Apple's masterplan to replace your wallet, documents, and keys with Apple Watch5
Apple's plan to free your... pockets
The main idea is to free your pockets from things like your keys, wallet, all personal documents that might be stuffed inside, and perhaps even your phone - although, of course, Apple still wants to sell iPhones - that's not going anywhere.
It was about three weeks ago when we first heard about how the Apple Watch will be able to present digital IDs, including driver's licenses, lock/unlock your front door, or even your car.
Now, this transition isn't necessarily going to happen overnight. Not that the tech isn't ready - it very much is. However, there are many pieces of the puzzle that need to come together before you're able to ditch your wallet, car keys, house keys, or phone.
Of course, you'll need an Apple Watch - that's for sure. But you'll also need compatible door locks, a car that supports digital keys, and even to be in the "right" state that allows you to load your personal documents into your watch.
For the record, Apple isn't the only company that recognizes the potential of virtualizing personal everyday items - Google and Samsung do too, and they are also working hard to bring similar new features and products to their customers.
Your Apple Watch is already powerful, but what's its true potential?
Things like Apple's Wallet app, which can host your credit cards, and even digital versions of your car insurance loaded onto your watch have been available for some time. Everyone knows someone who always pays for coffee with their watch. If you don't, that person might be you!
However, it only gets more exciting from here on! Apple's planning to ID cards to the existing Wallet app and change some of our day-to-day experiences forever. Apple's CL of technology, Kevin Lynch, explained that people would soon be able to load and view their ID on the Wallet app just like they can with their credit card.
Then, you'd be able to present the document before the Transportation Security Administration (TSA), for instance. Being pulled over will be... you know - less of a nightmare. Your watch will display information like name, age, address, and even more (if you've decided to opt-in).
Sure enough, this technology will take some time before it becomes "the norm". As mentioned above, it isn't purely Apple-dependent. The involvement of various stakeholders such as the federal government and different states and institutions will make the transition challenging but also... possible. This isn't like deciding to give the iPhone an extra camera. It requires extra scrutiny.
Thankfully, some states like New York are already looking into ways to make digital IDs a reality. An example of that is New York's vaccine passport.
Apple Power Rangers: A key change to how you interact with your car
Apart from loading documents into your Apple Watch, there's more to what we'll be able to do! There's a hardware element to the story, called Ultra-Wideband (UWB), that's going to unlock many new doors... literally - doors.

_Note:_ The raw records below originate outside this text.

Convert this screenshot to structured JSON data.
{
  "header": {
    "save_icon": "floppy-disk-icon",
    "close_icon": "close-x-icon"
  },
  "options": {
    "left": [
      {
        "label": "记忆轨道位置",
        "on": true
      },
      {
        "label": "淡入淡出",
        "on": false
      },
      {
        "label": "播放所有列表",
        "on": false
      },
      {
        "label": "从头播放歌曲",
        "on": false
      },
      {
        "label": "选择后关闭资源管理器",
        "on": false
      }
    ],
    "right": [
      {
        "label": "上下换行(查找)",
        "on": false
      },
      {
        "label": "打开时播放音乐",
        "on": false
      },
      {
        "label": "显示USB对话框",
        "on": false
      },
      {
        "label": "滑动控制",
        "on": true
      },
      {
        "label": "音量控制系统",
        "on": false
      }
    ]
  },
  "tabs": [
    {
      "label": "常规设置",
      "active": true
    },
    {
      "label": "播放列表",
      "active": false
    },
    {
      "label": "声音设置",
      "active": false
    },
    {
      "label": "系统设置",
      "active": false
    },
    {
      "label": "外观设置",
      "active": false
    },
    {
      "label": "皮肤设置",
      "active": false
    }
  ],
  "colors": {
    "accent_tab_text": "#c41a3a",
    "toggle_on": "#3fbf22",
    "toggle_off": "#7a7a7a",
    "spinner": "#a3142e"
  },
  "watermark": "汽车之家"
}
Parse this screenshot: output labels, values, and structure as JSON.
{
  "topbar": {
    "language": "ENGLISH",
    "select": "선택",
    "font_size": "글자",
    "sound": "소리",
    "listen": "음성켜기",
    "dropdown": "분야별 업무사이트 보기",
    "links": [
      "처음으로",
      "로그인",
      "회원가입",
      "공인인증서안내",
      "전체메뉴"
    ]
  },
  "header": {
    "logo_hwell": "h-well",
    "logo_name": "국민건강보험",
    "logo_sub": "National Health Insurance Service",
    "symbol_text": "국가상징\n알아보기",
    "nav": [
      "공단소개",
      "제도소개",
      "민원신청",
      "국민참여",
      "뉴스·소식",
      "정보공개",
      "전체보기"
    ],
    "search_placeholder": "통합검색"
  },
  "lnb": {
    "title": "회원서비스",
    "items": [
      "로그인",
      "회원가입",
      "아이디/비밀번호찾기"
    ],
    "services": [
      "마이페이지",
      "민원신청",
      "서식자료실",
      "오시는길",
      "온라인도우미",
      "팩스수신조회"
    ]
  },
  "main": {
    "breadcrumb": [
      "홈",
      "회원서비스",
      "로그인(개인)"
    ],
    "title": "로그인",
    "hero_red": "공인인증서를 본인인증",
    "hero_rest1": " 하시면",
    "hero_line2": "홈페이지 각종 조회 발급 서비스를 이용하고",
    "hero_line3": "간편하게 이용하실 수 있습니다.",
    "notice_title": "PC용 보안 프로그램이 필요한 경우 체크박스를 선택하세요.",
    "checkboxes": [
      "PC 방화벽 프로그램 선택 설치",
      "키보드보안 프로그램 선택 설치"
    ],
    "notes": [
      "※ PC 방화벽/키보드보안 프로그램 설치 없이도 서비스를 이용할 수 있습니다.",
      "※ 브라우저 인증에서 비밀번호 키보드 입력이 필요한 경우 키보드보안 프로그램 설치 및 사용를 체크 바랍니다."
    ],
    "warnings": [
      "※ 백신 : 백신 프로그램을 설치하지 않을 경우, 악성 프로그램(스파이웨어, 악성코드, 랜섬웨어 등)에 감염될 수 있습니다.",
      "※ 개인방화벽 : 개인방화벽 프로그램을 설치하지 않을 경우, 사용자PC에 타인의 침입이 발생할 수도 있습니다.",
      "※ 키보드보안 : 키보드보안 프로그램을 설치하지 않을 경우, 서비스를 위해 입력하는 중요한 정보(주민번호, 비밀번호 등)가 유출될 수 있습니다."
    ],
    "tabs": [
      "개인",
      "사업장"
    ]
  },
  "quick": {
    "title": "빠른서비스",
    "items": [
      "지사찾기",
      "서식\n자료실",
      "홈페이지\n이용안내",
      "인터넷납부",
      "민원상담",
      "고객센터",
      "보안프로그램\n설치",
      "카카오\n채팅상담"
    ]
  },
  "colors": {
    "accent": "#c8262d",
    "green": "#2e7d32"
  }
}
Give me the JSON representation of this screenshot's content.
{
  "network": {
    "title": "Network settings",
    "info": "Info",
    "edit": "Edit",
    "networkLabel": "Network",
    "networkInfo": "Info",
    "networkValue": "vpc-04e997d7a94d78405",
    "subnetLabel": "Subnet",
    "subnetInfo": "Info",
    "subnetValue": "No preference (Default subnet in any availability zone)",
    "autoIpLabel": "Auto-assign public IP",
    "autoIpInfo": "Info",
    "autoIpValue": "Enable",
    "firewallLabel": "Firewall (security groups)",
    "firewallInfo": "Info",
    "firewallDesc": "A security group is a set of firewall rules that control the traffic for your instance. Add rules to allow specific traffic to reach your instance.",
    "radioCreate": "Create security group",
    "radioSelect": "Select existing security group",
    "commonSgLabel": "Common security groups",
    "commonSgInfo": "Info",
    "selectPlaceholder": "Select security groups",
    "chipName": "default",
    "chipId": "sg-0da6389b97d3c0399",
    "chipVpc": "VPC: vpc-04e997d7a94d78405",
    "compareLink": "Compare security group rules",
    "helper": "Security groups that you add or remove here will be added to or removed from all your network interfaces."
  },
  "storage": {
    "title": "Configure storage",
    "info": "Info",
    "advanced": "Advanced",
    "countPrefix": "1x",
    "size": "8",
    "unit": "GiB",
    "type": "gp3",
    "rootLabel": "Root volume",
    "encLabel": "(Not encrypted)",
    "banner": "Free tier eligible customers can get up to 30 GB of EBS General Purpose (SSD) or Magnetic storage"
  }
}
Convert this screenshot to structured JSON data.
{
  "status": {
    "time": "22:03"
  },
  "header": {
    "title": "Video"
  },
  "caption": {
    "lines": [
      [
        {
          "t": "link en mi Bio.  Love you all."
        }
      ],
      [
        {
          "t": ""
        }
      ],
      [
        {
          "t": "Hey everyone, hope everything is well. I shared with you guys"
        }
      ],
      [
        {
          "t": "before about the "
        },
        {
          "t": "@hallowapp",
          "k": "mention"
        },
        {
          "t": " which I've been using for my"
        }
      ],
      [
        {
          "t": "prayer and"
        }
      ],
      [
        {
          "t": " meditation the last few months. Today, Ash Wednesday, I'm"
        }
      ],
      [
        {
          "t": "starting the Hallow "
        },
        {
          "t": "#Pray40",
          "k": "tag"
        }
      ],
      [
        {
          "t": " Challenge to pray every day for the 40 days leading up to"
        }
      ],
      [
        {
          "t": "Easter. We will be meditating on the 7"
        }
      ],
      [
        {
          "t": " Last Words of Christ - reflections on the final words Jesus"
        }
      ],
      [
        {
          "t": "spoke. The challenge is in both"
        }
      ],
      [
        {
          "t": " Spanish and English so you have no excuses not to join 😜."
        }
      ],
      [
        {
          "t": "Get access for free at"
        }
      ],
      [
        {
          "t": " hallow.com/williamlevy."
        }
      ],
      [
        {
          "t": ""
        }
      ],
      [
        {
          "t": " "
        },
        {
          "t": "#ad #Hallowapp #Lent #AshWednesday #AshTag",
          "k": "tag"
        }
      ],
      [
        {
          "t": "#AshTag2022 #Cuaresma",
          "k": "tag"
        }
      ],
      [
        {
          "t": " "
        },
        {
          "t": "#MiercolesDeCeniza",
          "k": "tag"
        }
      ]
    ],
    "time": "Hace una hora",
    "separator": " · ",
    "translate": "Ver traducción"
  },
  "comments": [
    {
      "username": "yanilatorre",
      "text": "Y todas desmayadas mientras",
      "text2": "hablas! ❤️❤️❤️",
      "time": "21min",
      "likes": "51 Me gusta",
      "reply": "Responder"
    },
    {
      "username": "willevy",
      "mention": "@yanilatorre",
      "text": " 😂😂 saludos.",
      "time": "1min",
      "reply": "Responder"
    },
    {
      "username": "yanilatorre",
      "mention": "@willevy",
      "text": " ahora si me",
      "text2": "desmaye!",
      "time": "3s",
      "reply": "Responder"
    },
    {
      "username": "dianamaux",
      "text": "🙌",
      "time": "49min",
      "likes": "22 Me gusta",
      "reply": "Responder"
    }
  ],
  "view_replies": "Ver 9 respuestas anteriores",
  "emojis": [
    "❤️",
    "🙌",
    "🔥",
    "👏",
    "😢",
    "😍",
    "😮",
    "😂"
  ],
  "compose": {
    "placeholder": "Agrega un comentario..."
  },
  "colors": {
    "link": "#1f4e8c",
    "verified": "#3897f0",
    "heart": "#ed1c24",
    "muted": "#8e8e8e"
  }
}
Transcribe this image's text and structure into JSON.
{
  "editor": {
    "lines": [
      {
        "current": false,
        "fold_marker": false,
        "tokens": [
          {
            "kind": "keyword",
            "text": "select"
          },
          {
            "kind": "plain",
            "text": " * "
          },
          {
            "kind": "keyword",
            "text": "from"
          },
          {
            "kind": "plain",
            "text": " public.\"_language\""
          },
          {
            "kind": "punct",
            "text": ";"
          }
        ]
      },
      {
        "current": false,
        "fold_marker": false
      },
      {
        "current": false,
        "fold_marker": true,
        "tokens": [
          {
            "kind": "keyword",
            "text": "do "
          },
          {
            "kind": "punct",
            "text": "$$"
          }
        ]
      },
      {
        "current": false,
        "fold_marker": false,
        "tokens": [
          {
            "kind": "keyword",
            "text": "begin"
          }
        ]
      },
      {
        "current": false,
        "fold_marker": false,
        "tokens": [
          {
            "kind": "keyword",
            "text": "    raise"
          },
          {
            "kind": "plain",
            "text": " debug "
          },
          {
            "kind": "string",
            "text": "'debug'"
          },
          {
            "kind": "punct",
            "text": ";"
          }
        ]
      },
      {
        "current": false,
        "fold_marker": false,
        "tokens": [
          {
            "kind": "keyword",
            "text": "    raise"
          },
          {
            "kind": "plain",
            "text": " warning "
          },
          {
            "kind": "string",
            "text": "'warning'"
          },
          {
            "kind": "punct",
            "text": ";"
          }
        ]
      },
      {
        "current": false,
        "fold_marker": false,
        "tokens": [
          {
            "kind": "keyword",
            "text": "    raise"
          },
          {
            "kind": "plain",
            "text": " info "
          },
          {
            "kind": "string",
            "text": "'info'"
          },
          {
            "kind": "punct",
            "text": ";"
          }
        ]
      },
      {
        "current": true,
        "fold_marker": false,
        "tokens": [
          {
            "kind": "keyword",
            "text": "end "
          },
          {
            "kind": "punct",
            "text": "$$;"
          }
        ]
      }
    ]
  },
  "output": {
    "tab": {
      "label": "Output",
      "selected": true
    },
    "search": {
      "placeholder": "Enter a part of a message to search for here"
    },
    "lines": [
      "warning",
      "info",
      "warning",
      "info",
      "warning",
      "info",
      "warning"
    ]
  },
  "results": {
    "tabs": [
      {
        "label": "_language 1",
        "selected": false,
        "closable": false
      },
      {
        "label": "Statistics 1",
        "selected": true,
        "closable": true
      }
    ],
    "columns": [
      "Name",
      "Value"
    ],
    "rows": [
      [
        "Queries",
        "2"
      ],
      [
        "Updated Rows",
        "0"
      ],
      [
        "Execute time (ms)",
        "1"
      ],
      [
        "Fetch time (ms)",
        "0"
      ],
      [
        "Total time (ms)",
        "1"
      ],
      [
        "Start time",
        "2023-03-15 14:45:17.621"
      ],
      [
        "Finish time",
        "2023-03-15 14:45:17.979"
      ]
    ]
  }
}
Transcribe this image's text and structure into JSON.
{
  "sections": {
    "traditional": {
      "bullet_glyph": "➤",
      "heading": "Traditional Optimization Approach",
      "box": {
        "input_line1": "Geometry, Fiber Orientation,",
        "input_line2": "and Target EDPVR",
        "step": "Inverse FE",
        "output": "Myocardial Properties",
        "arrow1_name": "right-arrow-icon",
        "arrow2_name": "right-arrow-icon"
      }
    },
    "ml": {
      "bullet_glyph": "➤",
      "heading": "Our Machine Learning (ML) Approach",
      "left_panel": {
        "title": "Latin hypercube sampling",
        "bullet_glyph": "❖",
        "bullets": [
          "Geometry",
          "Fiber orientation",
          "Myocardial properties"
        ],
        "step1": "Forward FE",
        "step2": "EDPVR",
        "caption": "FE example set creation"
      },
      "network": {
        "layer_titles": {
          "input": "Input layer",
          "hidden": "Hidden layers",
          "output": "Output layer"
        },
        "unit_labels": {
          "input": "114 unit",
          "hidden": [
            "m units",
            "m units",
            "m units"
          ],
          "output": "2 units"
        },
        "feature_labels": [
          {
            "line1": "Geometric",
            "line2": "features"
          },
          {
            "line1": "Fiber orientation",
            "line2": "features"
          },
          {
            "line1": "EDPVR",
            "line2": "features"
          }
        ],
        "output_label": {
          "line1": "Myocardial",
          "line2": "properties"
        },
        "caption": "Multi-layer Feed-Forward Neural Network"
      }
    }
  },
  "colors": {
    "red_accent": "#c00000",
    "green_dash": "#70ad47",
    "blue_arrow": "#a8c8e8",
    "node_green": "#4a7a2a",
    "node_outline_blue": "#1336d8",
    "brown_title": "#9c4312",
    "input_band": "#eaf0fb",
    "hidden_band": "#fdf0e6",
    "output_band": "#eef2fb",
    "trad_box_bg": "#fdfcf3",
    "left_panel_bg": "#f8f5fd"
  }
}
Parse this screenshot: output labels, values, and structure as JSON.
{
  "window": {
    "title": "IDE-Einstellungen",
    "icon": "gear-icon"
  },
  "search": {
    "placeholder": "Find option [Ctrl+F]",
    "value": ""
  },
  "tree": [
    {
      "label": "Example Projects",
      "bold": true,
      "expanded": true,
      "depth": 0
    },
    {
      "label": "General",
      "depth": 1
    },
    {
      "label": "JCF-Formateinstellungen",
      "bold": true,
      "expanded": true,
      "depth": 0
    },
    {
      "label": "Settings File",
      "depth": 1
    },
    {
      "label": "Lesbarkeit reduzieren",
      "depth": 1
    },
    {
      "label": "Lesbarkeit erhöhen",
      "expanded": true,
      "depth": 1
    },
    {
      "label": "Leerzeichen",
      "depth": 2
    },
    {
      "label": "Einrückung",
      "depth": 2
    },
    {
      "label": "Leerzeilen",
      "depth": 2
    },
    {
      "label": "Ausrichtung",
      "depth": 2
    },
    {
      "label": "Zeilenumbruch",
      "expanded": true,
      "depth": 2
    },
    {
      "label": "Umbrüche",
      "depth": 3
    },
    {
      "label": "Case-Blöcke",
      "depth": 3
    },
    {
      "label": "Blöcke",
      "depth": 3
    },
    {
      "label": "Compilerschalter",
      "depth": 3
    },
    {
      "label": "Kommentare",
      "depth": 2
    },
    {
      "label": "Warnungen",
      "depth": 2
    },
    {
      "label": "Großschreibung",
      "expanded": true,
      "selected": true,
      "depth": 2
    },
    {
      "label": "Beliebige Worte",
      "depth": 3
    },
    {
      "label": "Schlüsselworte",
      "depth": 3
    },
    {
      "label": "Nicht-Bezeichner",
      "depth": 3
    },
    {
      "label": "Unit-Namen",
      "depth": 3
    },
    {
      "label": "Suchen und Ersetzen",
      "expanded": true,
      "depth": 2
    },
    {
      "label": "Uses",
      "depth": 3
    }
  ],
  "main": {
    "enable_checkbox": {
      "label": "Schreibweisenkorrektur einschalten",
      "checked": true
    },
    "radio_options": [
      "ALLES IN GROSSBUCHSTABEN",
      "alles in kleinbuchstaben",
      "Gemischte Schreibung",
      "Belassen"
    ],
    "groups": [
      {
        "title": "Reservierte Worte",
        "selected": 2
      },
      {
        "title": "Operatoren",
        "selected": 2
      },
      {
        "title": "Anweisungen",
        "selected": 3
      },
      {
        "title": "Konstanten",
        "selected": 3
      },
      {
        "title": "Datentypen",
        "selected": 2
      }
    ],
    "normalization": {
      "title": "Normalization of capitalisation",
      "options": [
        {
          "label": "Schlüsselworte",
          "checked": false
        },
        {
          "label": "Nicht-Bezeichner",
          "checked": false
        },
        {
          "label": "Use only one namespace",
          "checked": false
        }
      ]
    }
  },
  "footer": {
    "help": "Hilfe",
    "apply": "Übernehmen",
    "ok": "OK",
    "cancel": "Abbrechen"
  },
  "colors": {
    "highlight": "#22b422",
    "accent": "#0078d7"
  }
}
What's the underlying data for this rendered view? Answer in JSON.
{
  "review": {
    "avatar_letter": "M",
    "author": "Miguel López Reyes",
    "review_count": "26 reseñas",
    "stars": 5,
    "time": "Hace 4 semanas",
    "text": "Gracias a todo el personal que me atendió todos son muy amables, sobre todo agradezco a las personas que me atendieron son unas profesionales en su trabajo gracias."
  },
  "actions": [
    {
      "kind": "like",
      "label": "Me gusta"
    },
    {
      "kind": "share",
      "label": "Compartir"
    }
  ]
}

Kevin Lynch explained how watchOS 8 would allow users to lock, unlock, and start their cars from their Apple Watch:
As mentioned earlier, you'll need a compatible car with support for things like NFC and UWB. Again - your Apple Watch will also need to be compatible.
Challenges: Security and battery life
You sure must be thinking: "What if someone gets ahold of my watch and steals my car?!"Apple combats that with your passcode. It's nothing new - it's always been there. Apple Watch will lock itself when it recognizes it's been removed from your wrist.
The experience of starting your car will be fully emulated as if you had a physical key. The unlock feature will only work when you approach your car - just like you are able to unlock your car with a regular key once you're close enough. Then, to start the vehicle, you'll need to be seated in the driver's seat - again, just like with a good old key.
So, in the end, Apple Watch will simply free your pockets while either simplifying or emulating the ways you used to interact with your car, front door or else.
Of course, the biggest and most obvious drawback comes with battery life - Apple Watch doesn't last forever. Not even close. Currently, Apple's flagship watch manages about a day, or a day and a half, depending on use.
For the record, we did hear rumors about increased battery capacity and respectively battery life on the next Apple Watch Series 7, which nicely ties in with the need for increased longevity that comes with a more capable and powerful Apple Watch.
The watchOS 8 public beta is launching this summer, while the final release is expected to be made official sometime in September or October - as always. We are looking forward to testing, reviewing, and sharing the new features with you!